--- Data extract ---

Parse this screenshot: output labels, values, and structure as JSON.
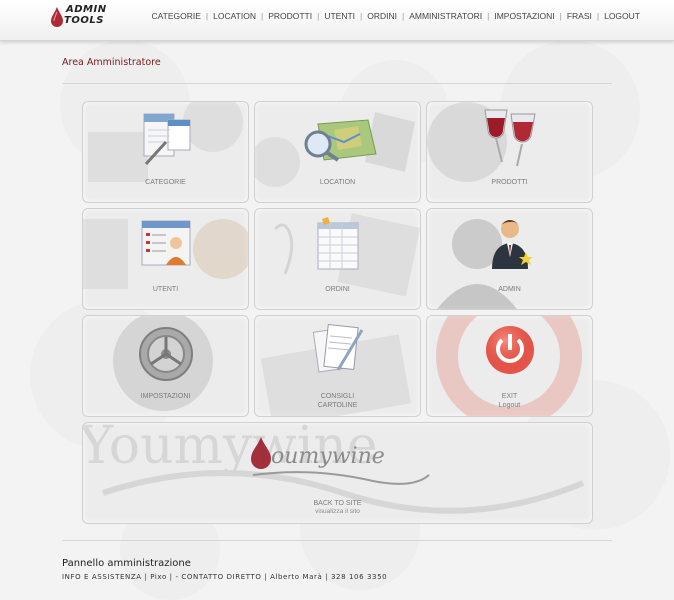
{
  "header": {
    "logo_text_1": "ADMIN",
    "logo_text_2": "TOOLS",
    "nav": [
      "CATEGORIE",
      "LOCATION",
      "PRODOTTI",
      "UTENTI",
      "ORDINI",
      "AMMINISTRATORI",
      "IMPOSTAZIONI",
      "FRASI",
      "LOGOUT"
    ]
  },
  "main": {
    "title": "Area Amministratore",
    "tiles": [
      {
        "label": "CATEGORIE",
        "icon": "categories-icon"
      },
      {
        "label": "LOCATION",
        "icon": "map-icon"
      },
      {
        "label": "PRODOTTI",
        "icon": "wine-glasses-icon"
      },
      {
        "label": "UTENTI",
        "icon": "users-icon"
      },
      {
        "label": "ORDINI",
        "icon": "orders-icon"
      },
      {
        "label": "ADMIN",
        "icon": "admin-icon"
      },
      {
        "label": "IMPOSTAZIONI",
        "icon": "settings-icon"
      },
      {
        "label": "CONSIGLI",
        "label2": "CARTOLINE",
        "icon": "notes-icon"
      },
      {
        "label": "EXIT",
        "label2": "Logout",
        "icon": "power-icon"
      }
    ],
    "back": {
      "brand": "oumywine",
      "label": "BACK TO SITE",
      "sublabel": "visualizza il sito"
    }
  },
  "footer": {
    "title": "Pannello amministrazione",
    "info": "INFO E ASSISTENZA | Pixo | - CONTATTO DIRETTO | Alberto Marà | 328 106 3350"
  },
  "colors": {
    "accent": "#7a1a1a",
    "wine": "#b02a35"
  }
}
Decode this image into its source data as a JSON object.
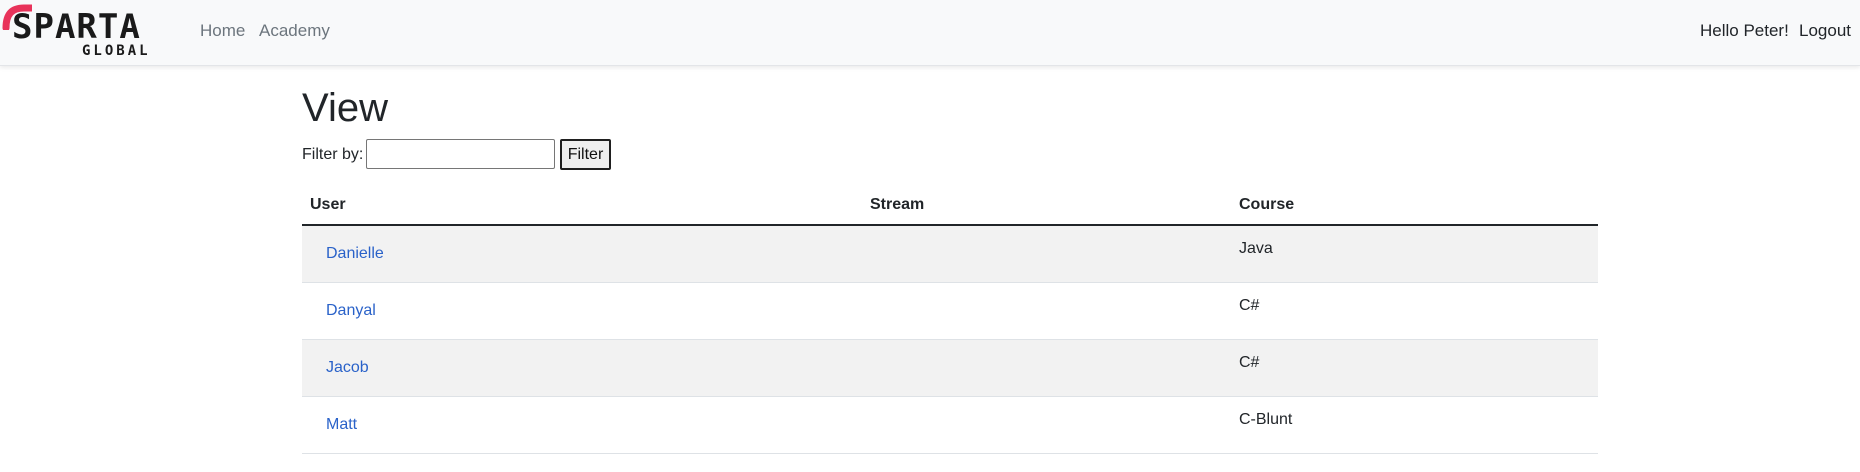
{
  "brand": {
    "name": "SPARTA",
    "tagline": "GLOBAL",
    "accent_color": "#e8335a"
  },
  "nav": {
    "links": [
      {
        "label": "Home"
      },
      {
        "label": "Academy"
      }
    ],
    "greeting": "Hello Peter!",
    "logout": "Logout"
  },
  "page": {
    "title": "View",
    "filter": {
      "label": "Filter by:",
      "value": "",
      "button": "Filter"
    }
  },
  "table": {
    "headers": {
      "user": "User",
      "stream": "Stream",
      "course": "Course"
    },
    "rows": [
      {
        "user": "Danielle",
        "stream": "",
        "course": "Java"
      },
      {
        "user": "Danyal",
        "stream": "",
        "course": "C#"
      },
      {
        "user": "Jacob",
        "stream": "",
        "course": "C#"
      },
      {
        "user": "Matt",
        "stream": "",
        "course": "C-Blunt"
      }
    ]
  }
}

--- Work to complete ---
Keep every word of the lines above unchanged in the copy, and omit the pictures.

--- Solution to this exercise ---
Parse this screenshot: output labels, values, and structure as JSON.
{
  "header": {
    "logo_text_1": "ADMIN",
    "logo_text_2": "TOOLS",
    "nav": [
      "CATEGORIE",
      "LOCATION",
      "PRODOTTI",
      "UTENTI",
      "ORDINI",
      "AMMINISTRATORI",
      "IMPOSTAZIONI",
      "FRASI",
      "LOGOUT"
    ]
  },
  "main": {
    "title": "Area Amministratore",
    "tiles": [
      {
        "label": "CATEGORIE",
        "icon": "categories-icon"
      },
      {
        "label": "LOCATION",
        "icon": "map-icon"
      },
      {
        "label": "PRODOTTI",
        "icon": "wine-glasses-icon"
      },
      {
        "label": "UTENTI",
        "icon": "users-icon"
      },
      {
        "label": "ORDINI",
        "icon": "orders-icon"
      },
      {
        "label": "ADMIN",
        "icon": "admin-icon"
      },
      {
        "label": "IMPOSTAZIONI",
        "icon": "settings-icon"
      },
      {
        "label": "CONSIGLI",
        "label2": "CARTOLINE",
        "icon": "notes-icon"
      },
      {
        "label": "EXIT",
        "label2": "Logout",
        "icon": "power-icon"
      }
    ],
    "back": {
      "brand": "oumywine",
      "label": "BACK TO SITE",
      "sublabel": "visualizza il sito"
    }
  },
  "footer": {
    "title": "Pannello amministrazione",
    "info": "INFO E ASSISTENZA | Pixo | - CONTATTO DIRETTO | Alberto Marà | 328 106 3350"
  },
  "colors": {
    "accent": "#7a1a1a",
    "wine": "#b02a35"
  }
}
Decode this image into its source data as a JSON object.
{
  "brand": {
    "name": "SPARTA",
    "tagline": "GLOBAL",
    "accent_color": "#e8335a"
  },
  "nav": {
    "links": [
      {
        "label": "Home"
      },
      {
        "label": "Academy"
      }
    ],
    "greeting": "Hello Peter!",
    "logout": "Logout"
  },
  "page": {
    "title": "View",
    "filter": {
      "label": "Filter by:",
      "value": "",
      "button": "Filter"
    }
  },
  "table": {
    "headers": {
      "user": "User",
      "stream": "Stream",
      "course": "Course"
    },
    "rows": [
      {
        "user": "Danielle",
        "stream": "",
        "course": "Java"
      },
      {
        "user": "Danyal",
        "stream": "",
        "course": "C#"
      },
      {
        "user": "Jacob",
        "stream": "",
        "course": "C#"
      },
      {
        "user": "Matt",
        "stream": "",
        "course": "C-Blunt"
      }
    ]
  }
}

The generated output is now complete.